Saudi crown prince served with lawsuit over Khashoggi killing

Saudi crown prince served with lawsuit over Khashoggi killing
A lawsuit filed by Jamal Khashoggi’s fiancée and a US-based NGO has been served to Saudi strongman Mohammed bin Salman, paving the way for it to be heard in court.
2 min read
20 March, 2021
The lawsuit against Mohammed bin Salman will be heard by a US court [Getty]

An advocacy group successfully served Saudi Crown Prince Mohammed Bin Salman with a legal complaint over the killing of dissident journalist Jamal Khashoggi on Friday, five months after filing a lawsuit against him in a US court.

Democracy for the Arab World Now (DAWN), a US based non-profit organization founded by Khashoggi himself, and Hatice Cengiz, Khashoggi’s fiancée, jointly served the legal documents to Bin Salman, who is widely considered to be Saudi Arabia’s de facto ruler.

DAWN said on its website that serving the documents to the Saudi strongman would pave the way for the lawsuit to be heard by a US court.

Read more: Jamal Khashoggi's legacy - A vision worth defending

The documents were served through the messaging service WhatsApp, and through publication in The New York Times and Al-Quds Al-Arabi newspapers after a US judge approved these methods of communication.

DAWN’s lawsuit claims that bin Salman and other Saudi officials "acting in a conspiracy and with premeditation, kidnapped, bound, drugged and tortured, and assassinated U.S.-resident journalist and democracy advocate Jamal Khashoggi inside the Saudi Consulate in Istanbul, Turkey."

Last month, the US administration declassified a US intelligence report saying that Bin Salman personally approved Khashoggi’s gruesome murder.

The report pointed out that it was “highly unlikely” that Saudi intelligence would kill Khashoggi without orders from bin Salman, who it said had a pattern of “support for using violent measures to silence dissidents abroad.”

President Biden, however, has ruled out the possibility of the US administration imposing sanctions against the Saudi strongman for his likely role in Khashoggi’s death.

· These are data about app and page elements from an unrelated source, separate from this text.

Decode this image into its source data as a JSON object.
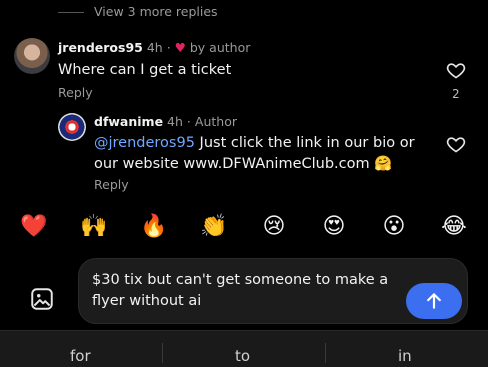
{
  "thread": {
    "view_more": "View 3 more replies"
  },
  "comment1": {
    "username": "jrenderos95",
    "time": "4h",
    "liked_by": "by author",
    "text": "Where can I get a ticket",
    "reply_label": "Reply",
    "like_count": "2"
  },
  "comment2": {
    "username": "dfwanime",
    "time": "4h",
    "author_badge": "Author",
    "mention": "@jrenderos95",
    "text": " Just click the link in our bio or our website www.DFWAnimeClub.com",
    "emoji": "🤗",
    "reply_label": "Reply"
  },
  "reactions": [
    "❤️",
    "🙌",
    "🔥",
    "👏",
    "😢",
    "😍",
    "😮",
    "😂"
  ],
  "composer": {
    "text": "$30 tix but can't get someone to make a flyer without ai"
  },
  "keyboard": {
    "suggestions": [
      "for",
      "to",
      "in"
    ]
  },
  "colors": {
    "accent": "#3b6ff0",
    "mention": "#6ea8ff",
    "heart": "#e0245e"
  }
}
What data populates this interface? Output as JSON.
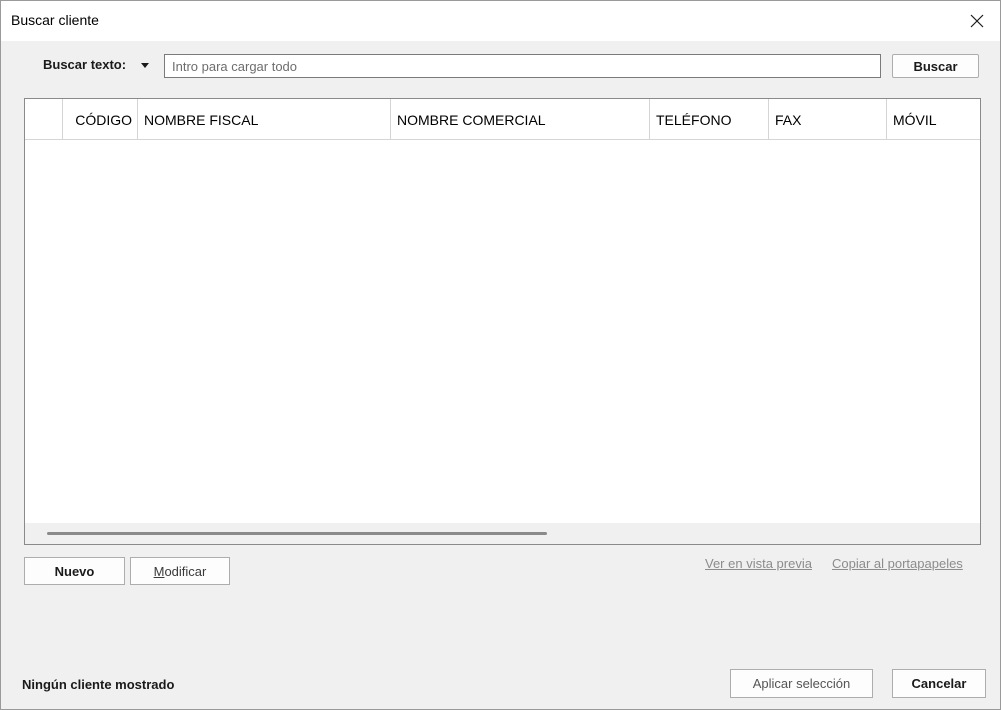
{
  "window": {
    "title": "Buscar cliente",
    "close_icon": "close-icon"
  },
  "search": {
    "label": "Buscar texto:",
    "dropdown_icon": "caret-down-icon",
    "value": "",
    "placeholder": "Intro para cargar todo",
    "button_label": "Buscar"
  },
  "grid": {
    "columns": [
      "",
      "CÓDIGO",
      "NOMBRE FISCAL",
      "NOMBRE COMERCIAL",
      "TELÉFONO",
      "FAX",
      "MÓVIL"
    ],
    "rows": []
  },
  "actions": {
    "new_label": "Nuevo",
    "modify_label_underlined": "M",
    "modify_label_rest": "odificar",
    "preview_link": "Ver en vista previa",
    "copy_link": "Copiar al portapapeles"
  },
  "footer": {
    "status": "Ningún cliente mostrado",
    "apply_label": "Aplicar selección",
    "cancel_label": "Cancelar"
  }
}
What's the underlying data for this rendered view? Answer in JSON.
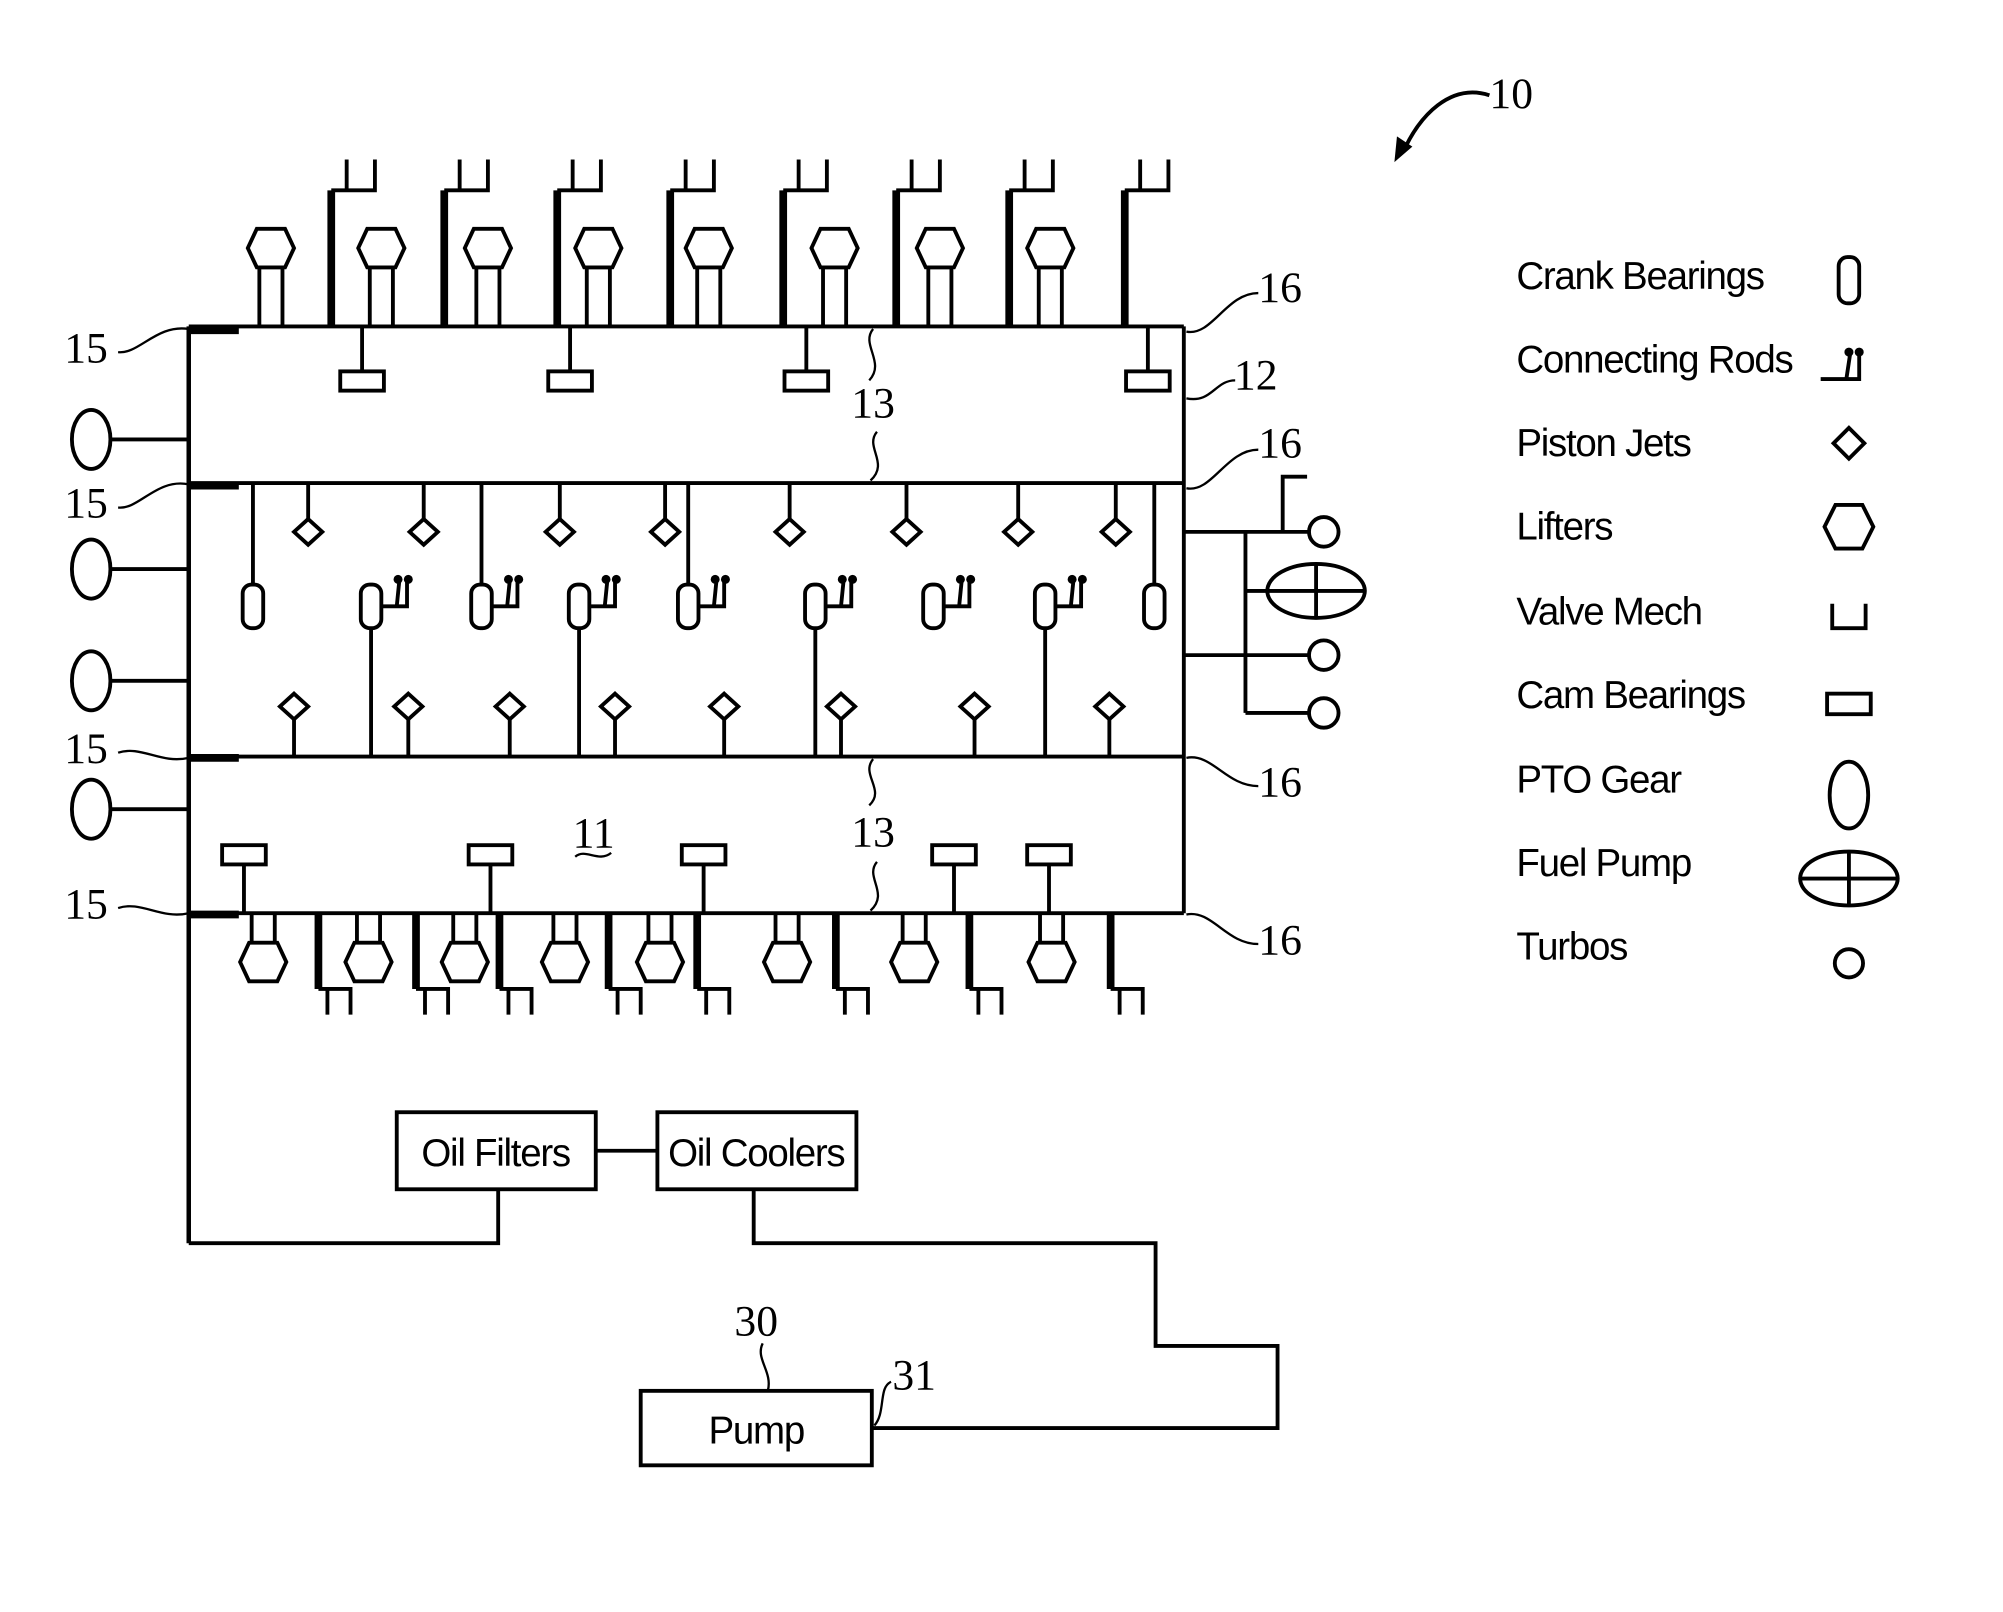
{
  "figure": {
    "reference_main": "10",
    "ref_engine_block": "11",
    "ref_oil_gallery": "12",
    "ref_break": "13",
    "ref_inlet": "15",
    "ref_outlet": "16",
    "ref_pump": "30",
    "ref_pump_outlet": "31"
  },
  "legend": {
    "items": [
      {
        "label": "Crank Bearings",
        "icon": "crank-bearing-icon"
      },
      {
        "label": "Connecting Rods",
        "icon": "connecting-rod-icon"
      },
      {
        "label": "Piston Jets",
        "icon": "piston-jet-icon"
      },
      {
        "label": "Lifters",
        "icon": "lifter-icon"
      },
      {
        "label": "Valve Mech",
        "icon": "valve-mech-icon"
      },
      {
        "label": "Cam Bearings",
        "icon": "cam-bearing-icon"
      },
      {
        "label": "PTO Gear",
        "icon": "pto-gear-icon"
      },
      {
        "label": "Fuel Pump",
        "icon": "fuel-pump-icon"
      },
      {
        "label": "Turbos",
        "icon": "turbo-icon"
      }
    ]
  },
  "flow": {
    "oil_filters": "Oil Filters",
    "oil_coolers": "Oil Coolers",
    "pump": "Pump"
  }
}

Sarah Leah Witson, DAWN’s executive director, said, "While MBS [Mohammed bin Salman] may have evaded sanctions by our government for his role in the murder, he won't evade prosecution by our judicial system for the damage he has caused us and Cengiz."

The lawsuit names 21 other individuals in addition to the Saudi crown prince, including his adviser, Saud Al-Qahtani.

Follow us on Facebook, Twitter and Instagram to stay connected